Publication Date


Date of Final Oral Examination (Defense)


Type of Culminating Activity


Degree Title

Master of Arts in History



Major Advisor

Joanne Klein, Ph.D.


Lynn Lubamersky, Ph.D.


Lisa McClain, Ph.D.


The Elberfeld System is synonymous with the development of the welfare state in the German Empire. Historians underscore the Elberfeld System’s “Germanness” because of its adoption by numerous nineteenth-century Prussian industrial cities. Their interpretation is useful for understanding the development of the welfare state in the German Empire, but fails to appreciate the Elberfeld System within its own context. This thesis explores the social and economic reasons that the Elberfeld System succeeded when and where it did. Elberfeld was one of the earliest industrialized centers in continental Europe in the first half of the nineteenth century. Industrialization created class stratification between workers, employers, and leading industrialists. Elberfeld itself was unusual in the largely Catholic Rhineland because of its conservative Protestant citizenry. All of these factors contributed to the structure, adoption, and realization of the Elberfeld System in 1853. The Elberfeld System’s success was a reaction to revolts in 1848-1849, as well as result of economic prosperity in the 1850s. This thesis explores the development of poor relief in Elberfeld during the first half of the nineteenth century. It navigates how Protestant and Enlightenment ideals shaped the foundation of the Elberfeld System into a distinctive form of outdoor poor relief. It highlights how changing economic situations in the first half of the nineteenth century forced Elberfeld’s municipal government to continually reassess its understanding of poor relief. Through archival research, this thesis places the Elberfeld System within the context of its own time and place. These archival sources include poor relief management statements, sermons by Elberfeld’s Protestant ministers, and accounts of working class individuals.

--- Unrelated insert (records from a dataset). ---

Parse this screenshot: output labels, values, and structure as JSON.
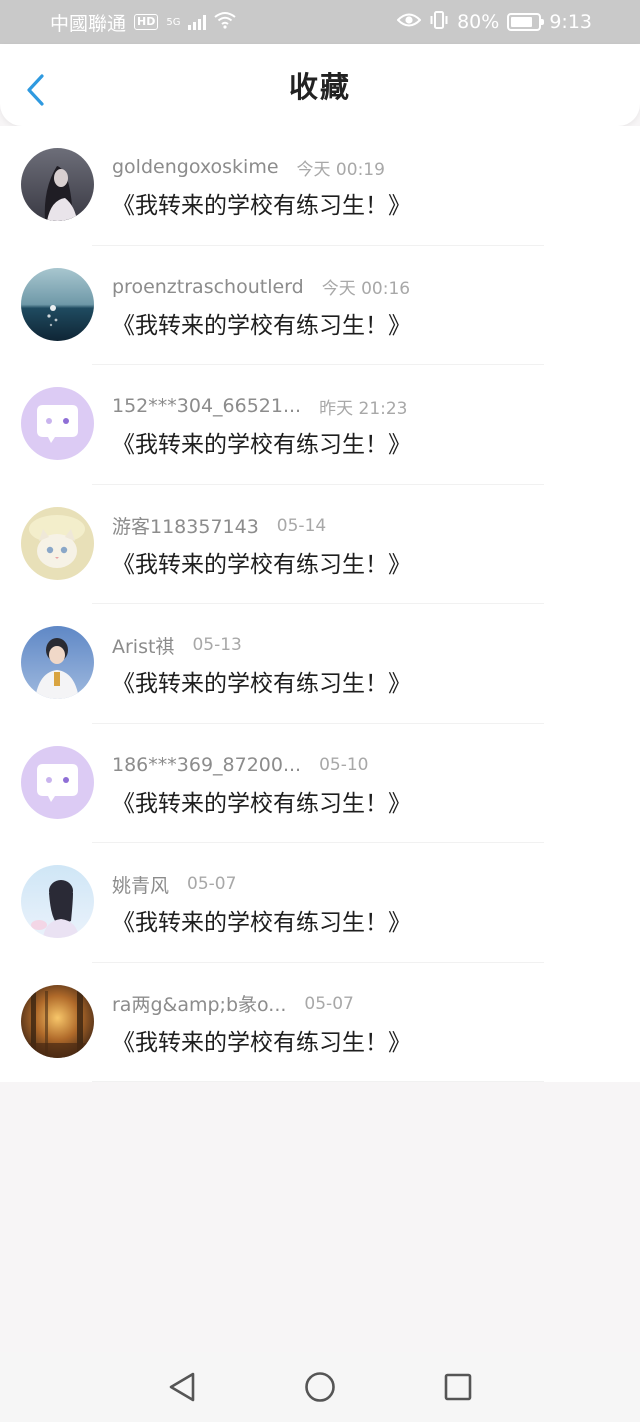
{
  "status_bar": {
    "carrier": "中國聯通",
    "hd": "HD",
    "network": "5G",
    "battery": "80%",
    "battery_level": 0.8,
    "time": "9:13"
  },
  "header": {
    "title": "收藏",
    "back_icon": "chevron-left-icon"
  },
  "favorites": [
    {
      "author": "goldengoxoskime",
      "time": "今天 00:19",
      "title": "《我转来的学校有练习生！》",
      "avatar": "dark-portrait"
    },
    {
      "author": "proenztraschoutlerd",
      "time": "今天 00:16",
      "title": "《我转来的学校有练习生！》",
      "avatar": "ocean-sun"
    },
    {
      "author": "152***304_66521...",
      "time": "昨天 21:23",
      "title": "《我转来的学校有练习生！》",
      "avatar": "default-chat"
    },
    {
      "author": "游客118357143",
      "time": "05-14",
      "title": "《我转来的学校有练习生！》",
      "avatar": "cat"
    },
    {
      "author": "Arist祺",
      "time": "05-13",
      "title": "《我转来的学校有练习生！》",
      "avatar": "blue-portrait"
    },
    {
      "author": "186***369_87200...",
      "time": "05-10",
      "title": "《我转来的学校有练习生！》",
      "avatar": "default-chat"
    },
    {
      "author": "姚青风",
      "time": "05-07",
      "title": "《我转来的学校有练习生！》",
      "avatar": "anime-girl"
    },
    {
      "author": "ra两g&amp;b彖o...",
      "time": "05-07",
      "title": "《我转来的学校有练习生！》",
      "avatar": "forest-sunset"
    }
  ],
  "colors": {
    "accent": "#2f9ae0",
    "default_avatar_bg": "#dccbf4"
  },
  "nav": {
    "back_icon": "triangle-back-icon",
    "home_icon": "circle-home-icon",
    "recents_icon": "square-recents-icon"
  }
}
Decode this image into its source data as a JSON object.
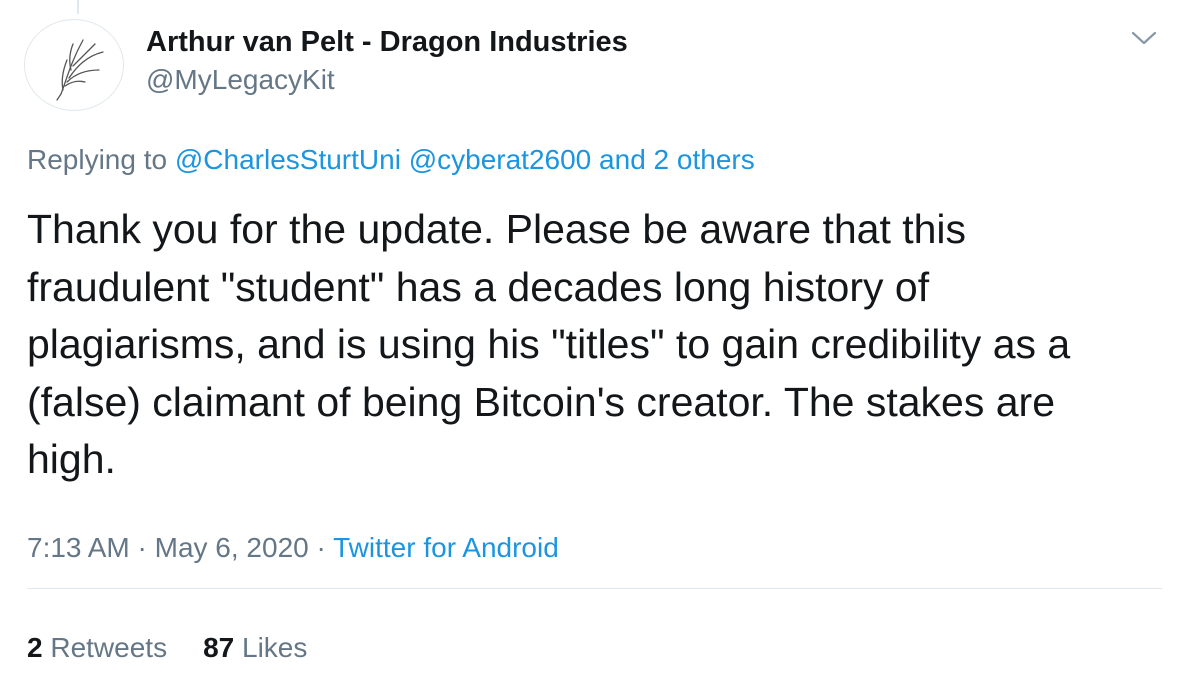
{
  "author": {
    "display_name": "Arthur van Pelt - Dragon Industries",
    "handle": "@MyLegacyKit"
  },
  "menu_icon": "chevron-down-icon",
  "reply": {
    "prefix": "Replying to ",
    "mentions": [
      "@CharlesSturtUni",
      "@cyberat2600"
    ],
    "others": "and 2 others"
  },
  "tweet": {
    "text": "Thank you for the update. Please be aware that this\nfraudulent \"student\" has a decades long history of\nplagiarisms, and is using his \"titles\" to gain credibility as a\n(false) claimant of being Bitcoin's creator. The stakes are\nhigh.",
    "time": "7:13 AM",
    "date": "May 6, 2020",
    "source": "Twitter for Android",
    "separator": " · "
  },
  "stats": {
    "retweets_count": "2",
    "retweets_label": "Retweets",
    "likes_count": "87",
    "likes_label": "Likes"
  },
  "colors": {
    "text": "#14171a",
    "secondary": "#657786",
    "link": "#1b95e0",
    "border": "#e1e8ed"
  }
}
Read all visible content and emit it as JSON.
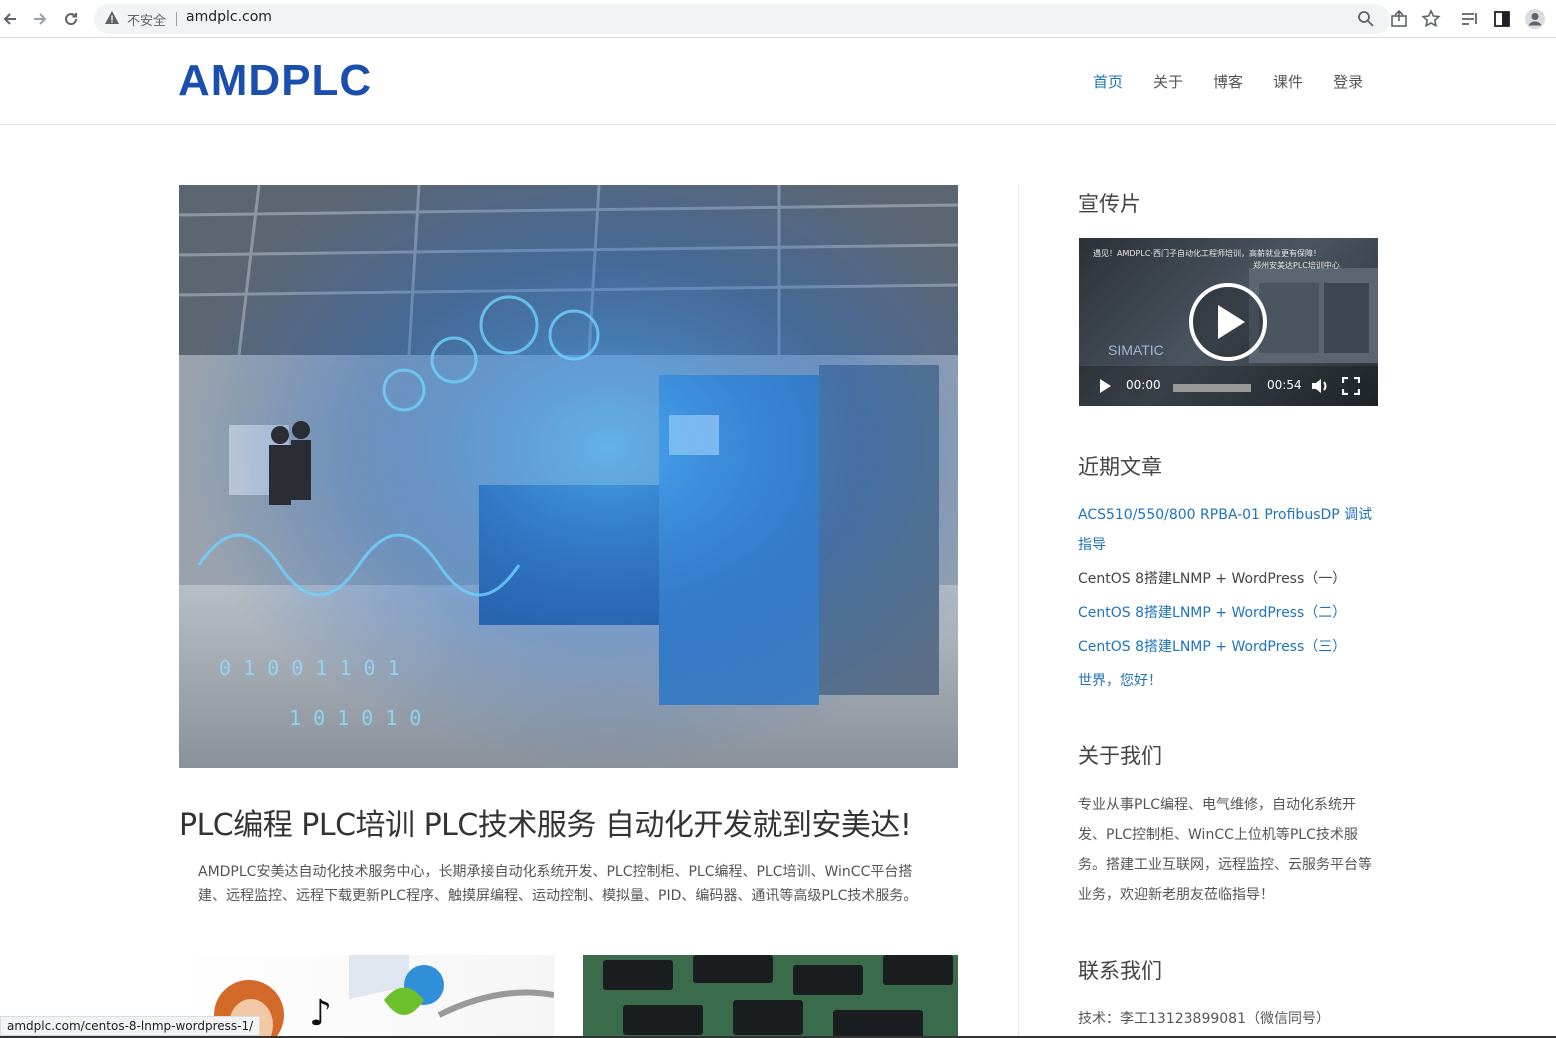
{
  "browser": {
    "security_label": "不安全",
    "url": "amdplc.com",
    "status_url": "amdplc.com/centos-8-lnmp-wordpress-1/"
  },
  "header": {
    "logo": "AMDPLC",
    "menu": [
      "首页",
      "关于",
      "博客",
      "课件",
      "登录"
    ]
  },
  "main": {
    "post_title": "PLC编程 PLC培训 PLC技术服务 自动化开发就到安美达!",
    "post_excerpt": "AMDPLC安美达自动化技术服务中心，长期承接自动化系统开发、PLC控制柜、PLC编程、PLC培训、WinCC平台搭建、远程监控、远程下载更新PLC程序、触摸屏编程、运动控制、模拟量、PID、编码器、通讯等高级PLC技术服务。"
  },
  "sidebar": {
    "video_title": "宣传片",
    "video": {
      "caption_line1": "遇见！AMDPLC·西门子自动化工程师培训，高薪就业更有保障！",
      "caption_line2": "郑州安美达PLC培训中心",
      "brand": "SIMATIC",
      "current_time": "00:00",
      "duration": "00:54"
    },
    "recent_title": "近期文章",
    "recent_posts": [
      "ACS510/550/800 RPBA-01 ProfibusDP 调试指导",
      "CentOS 8搭建LNMP + WordPress（一）",
      "CentOS 8搭建LNMP + WordPress（二）",
      "CentOS 8搭建LNMP + WordPress（三）",
      "世界，您好！"
    ],
    "about_title": "关于我们",
    "about_text": "专业从事PLC编程、电气维修，自动化系统开发、PLC控制柜、WinCC上位机等PLC技术服务。搭建工业互联网，远程监控、云服务平台等业务，欢迎新老朋友莅临指导！",
    "contact_title": "联系我们",
    "contact_line": "技术：李工13123899081（微信同号）"
  },
  "colors": {
    "accent": "#1e73be",
    "logo": "#1a4fae"
  }
}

By accentuating the regional and contextual significance of the Elberfeld System, historians can better understand why it was so highly revered in nineteenth-century Prussia and by the later German Empire.